START PROVIDED RECORDS

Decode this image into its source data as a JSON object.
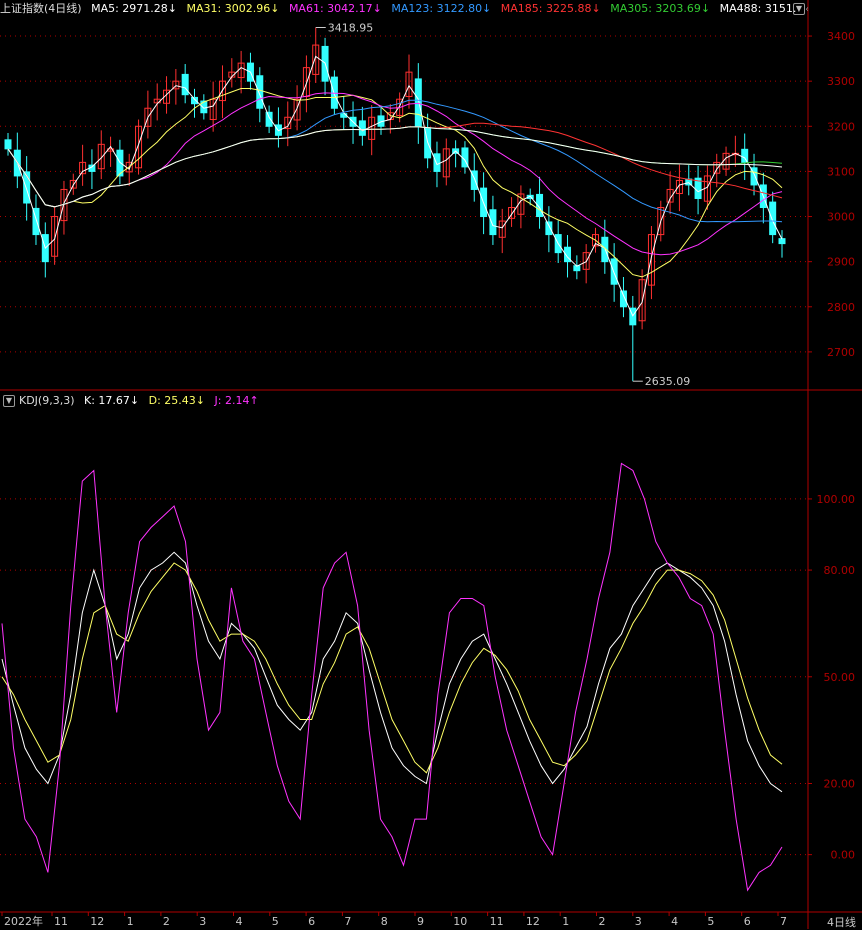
{
  "header": {
    "title": "上证指数(4日线)",
    "ma": [
      {
        "label": "MA5: 2971.28↓",
        "color": "#ffffff"
      },
      {
        "label": "MA31: 3002.96↓",
        "color": "#ffff66"
      },
      {
        "label": "MA61: 3042.17↓",
        "color": "#ff33ff"
      },
      {
        "label": "MA123: 3122.80↓",
        "color": "#3399ff"
      },
      {
        "label": "MA185: 3225.88↓",
        "color": "#ff3333"
      },
      {
        "label": "MA305: 3203.69↓",
        "color": "#33cc33"
      },
      {
        "label": "MA488: 3151.",
        "color": "#ffffff"
      }
    ],
    "diamond": "◇"
  },
  "kdj_header": {
    "title": "KDJ(9,3,3)",
    "k": "K: 17.67↓",
    "d": "D: 25.43↓",
    "j": "J: 2.14↑",
    "k_color": "#ffffff",
    "d_color": "#ffff66",
    "j_color": "#ff33ff"
  },
  "annotations": {
    "high": "3418.95",
    "low": "2635.09"
  },
  "price_axis": [
    "3400",
    "3300",
    "3200",
    "3100",
    "3000",
    "2900",
    "2800",
    "2700"
  ],
  "kdj_axis": [
    "100.00",
    "80.00",
    "50.00",
    "20.00",
    "0.00"
  ],
  "x_axis": [
    "2022年",
    "11",
    "12",
    "1",
    "2",
    "3",
    "4",
    "5",
    "6",
    "7",
    "8",
    "9",
    "10",
    "11",
    "12",
    "1",
    "2",
    "3",
    "4",
    "5",
    "6",
    "7"
  ],
  "corner_label": "4日线",
  "chart_data": [
    {
      "type": "candlestick",
      "title": "上证指数(4日线)",
      "ylim": [
        2620,
        3440
      ],
      "high": 3418.95,
      "low": 2635.09,
      "close_series": [
        3150,
        3090,
        3030,
        2960,
        2900,
        3000,
        3060,
        3080,
        3120,
        3100,
        3160,
        3150,
        3090,
        3120,
        3200,
        3240,
        3260,
        3280,
        3300,
        3270,
        3250,
        3230,
        3260,
        3300,
        3320,
        3340,
        3300,
        3240,
        3200,
        3180,
        3220,
        3260,
        3330,
        3380,
        3300,
        3240,
        3220,
        3200,
        3180,
        3220,
        3200,
        3230,
        3260,
        3320,
        3200,
        3130,
        3100,
        3150,
        3140,
        3110,
        3060,
        3000,
        2960,
        2990,
        3020,
        3050,
        3040,
        3000,
        2960,
        2920,
        2900,
        2880,
        2920,
        2960,
        2900,
        2850,
        2800,
        2760,
        2860,
        2960,
        3020,
        3060,
        3080,
        3070,
        3040,
        3090,
        3120,
        3140,
        3140,
        3120,
        3070,
        3020,
        2960,
        2940
      ]
    },
    {
      "type": "line",
      "title": "KDJ(9,3,3)",
      "ylim": [
        -15,
        125
      ],
      "series": [
        {
          "name": "K",
          "values": [
            55,
            42,
            30,
            24,
            20,
            28,
            45,
            68,
            80,
            70,
            55,
            62,
            75,
            80,
            82,
            85,
            82,
            70,
            60,
            55,
            65,
            62,
            58,
            50,
            42,
            38,
            35,
            40,
            55,
            60,
            68,
            65,
            52,
            40,
            30,
            25,
            22,
            20,
            35,
            48,
            55,
            60,
            62,
            55,
            48,
            40,
            32,
            25,
            20,
            24,
            30,
            36,
            48,
            58,
            62,
            70,
            75,
            80,
            82,
            80,
            78,
            75,
            70,
            60,
            45,
            32,
            25,
            20,
            17.67
          ]
        },
        {
          "name": "D",
          "values": [
            50,
            45,
            38,
            32,
            26,
            28,
            38,
            55,
            68,
            70,
            62,
            60,
            68,
            74,
            78,
            82,
            80,
            74,
            66,
            60,
            62,
            62,
            60,
            55,
            48,
            42,
            38,
            38,
            48,
            54,
            62,
            64,
            58,
            48,
            38,
            32,
            26,
            23,
            30,
            40,
            48,
            54,
            58,
            56,
            52,
            46,
            38,
            32,
            26,
            25,
            28,
            32,
            42,
            52,
            58,
            65,
            70,
            76,
            80,
            80,
            79,
            77,
            73,
            66,
            55,
            44,
            35,
            28,
            25.43
          ]
        },
        {
          "name": "J",
          "values": [
            65,
            30,
            10,
            5,
            -5,
            25,
            70,
            105,
            108,
            70,
            40,
            68,
            88,
            92,
            95,
            98,
            88,
            55,
            35,
            40,
            75,
            60,
            55,
            40,
            25,
            15,
            10,
            45,
            75,
            82,
            85,
            70,
            35,
            10,
            5,
            -3,
            10,
            10,
            45,
            68,
            72,
            72,
            70,
            50,
            35,
            25,
            15,
            5,
            0,
            20,
            40,
            55,
            72,
            85,
            110,
            108,
            100,
            88,
            82,
            78,
            72,
            70,
            62,
            35,
            10,
            -10,
            -5,
            -3,
            2.14
          ]
        }
      ]
    }
  ]
}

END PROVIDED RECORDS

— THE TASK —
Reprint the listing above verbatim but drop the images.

— REPLY —
Decode this image into its source data as a JSON object.
{
  "header": {
    "title": "上证指数(4日线)",
    "ma": [
      {
        "label": "MA5: 2971.28↓",
        "color": "#ffffff"
      },
      {
        "label": "MA31: 3002.96↓",
        "color": "#ffff66"
      },
      {
        "label": "MA61: 3042.17↓",
        "color": "#ff33ff"
      },
      {
        "label": "MA123: 3122.80↓",
        "color": "#3399ff"
      },
      {
        "label": "MA185: 3225.88↓",
        "color": "#ff3333"
      },
      {
        "label": "MA305: 3203.69↓",
        "color": "#33cc33"
      },
      {
        "label": "MA488: 3151.",
        "color": "#ffffff"
      }
    ],
    "diamond": "◇"
  },
  "kdj_header": {
    "title": "KDJ(9,3,3)",
    "k": "K: 17.67↓",
    "d": "D: 25.43↓",
    "j": "J: 2.14↑",
    "k_color": "#ffffff",
    "d_color": "#ffff66",
    "j_color": "#ff33ff"
  },
  "annotations": {
    "high": "3418.95",
    "low": "2635.09"
  },
  "price_axis": [
    "3400",
    "3300",
    "3200",
    "3100",
    "3000",
    "2900",
    "2800",
    "2700"
  ],
  "kdj_axis": [
    "100.00",
    "80.00",
    "50.00",
    "20.00",
    "0.00"
  ],
  "x_axis": [
    "2022年",
    "11",
    "12",
    "1",
    "2",
    "3",
    "4",
    "5",
    "6",
    "7",
    "8",
    "9",
    "10",
    "11",
    "12",
    "1",
    "2",
    "3",
    "4",
    "5",
    "6",
    "7"
  ],
  "corner_label": "4日线",
  "chart_data": [
    {
      "type": "candlestick",
      "title": "上证指数(4日线)",
      "ylim": [
        2620,
        3440
      ],
      "high": 3418.95,
      "low": 2635.09,
      "close_series": [
        3150,
        3090,
        3030,
        2960,
        2900,
        3000,
        3060,
        3080,
        3120,
        3100,
        3160,
        3150,
        3090,
        3120,
        3200,
        3240,
        3260,
        3280,
        3300,
        3270,
        3250,
        3230,
        3260,
        3300,
        3320,
        3340,
        3300,
        3240,
        3200,
        3180,
        3220,
        3260,
        3330,
        3380,
        3300,
        3240,
        3220,
        3200,
        3180,
        3220,
        3200,
        3230,
        3260,
        3320,
        3200,
        3130,
        3100,
        3150,
        3140,
        3110,
        3060,
        3000,
        2960,
        2990,
        3020,
        3050,
        3040,
        3000,
        2960,
        2920,
        2900,
        2880,
        2920,
        2960,
        2900,
        2850,
        2800,
        2760,
        2860,
        2960,
        3020,
        3060,
        3080,
        3070,
        3040,
        3090,
        3120,
        3140,
        3140,
        3120,
        3070,
        3020,
        2960,
        2940
      ]
    },
    {
      "type": "line",
      "title": "KDJ(9,3,3)",
      "ylim": [
        -15,
        125
      ],
      "series": [
        {
          "name": "K",
          "values": [
            55,
            42,
            30,
            24,
            20,
            28,
            45,
            68,
            80,
            70,
            55,
            62,
            75,
            80,
            82,
            85,
            82,
            70,
            60,
            55,
            65,
            62,
            58,
            50,
            42,
            38,
            35,
            40,
            55,
            60,
            68,
            65,
            52,
            40,
            30,
            25,
            22,
            20,
            35,
            48,
            55,
            60,
            62,
            55,
            48,
            40,
            32,
            25,
            20,
            24,
            30,
            36,
            48,
            58,
            62,
            70,
            75,
            80,
            82,
            80,
            78,
            75,
            70,
            60,
            45,
            32,
            25,
            20,
            17.67
          ]
        },
        {
          "name": "D",
          "values": [
            50,
            45,
            38,
            32,
            26,
            28,
            38,
            55,
            68,
            70,
            62,
            60,
            68,
            74,
            78,
            82,
            80,
            74,
            66,
            60,
            62,
            62,
            60,
            55,
            48,
            42,
            38,
            38,
            48,
            54,
            62,
            64,
            58,
            48,
            38,
            32,
            26,
            23,
            30,
            40,
            48,
            54,
            58,
            56,
            52,
            46,
            38,
            32,
            26,
            25,
            28,
            32,
            42,
            52,
            58,
            65,
            70,
            76,
            80,
            80,
            79,
            77,
            73,
            66,
            55,
            44,
            35,
            28,
            25.43
          ]
        },
        {
          "name": "J",
          "values": [
            65,
            30,
            10,
            5,
            -5,
            25,
            70,
            105,
            108,
            70,
            40,
            68,
            88,
            92,
            95,
            98,
            88,
            55,
            35,
            40,
            75,
            60,
            55,
            40,
            25,
            15,
            10,
            45,
            75,
            82,
            85,
            70,
            35,
            10,
            5,
            -3,
            10,
            10,
            45,
            68,
            72,
            72,
            70,
            50,
            35,
            25,
            15,
            5,
            0,
            20,
            40,
            55,
            72,
            85,
            110,
            108,
            100,
            88,
            82,
            78,
            72,
            70,
            62,
            35,
            10,
            -10,
            -5,
            -3,
            2.14
          ]
        }
      ]
    }
  ]
}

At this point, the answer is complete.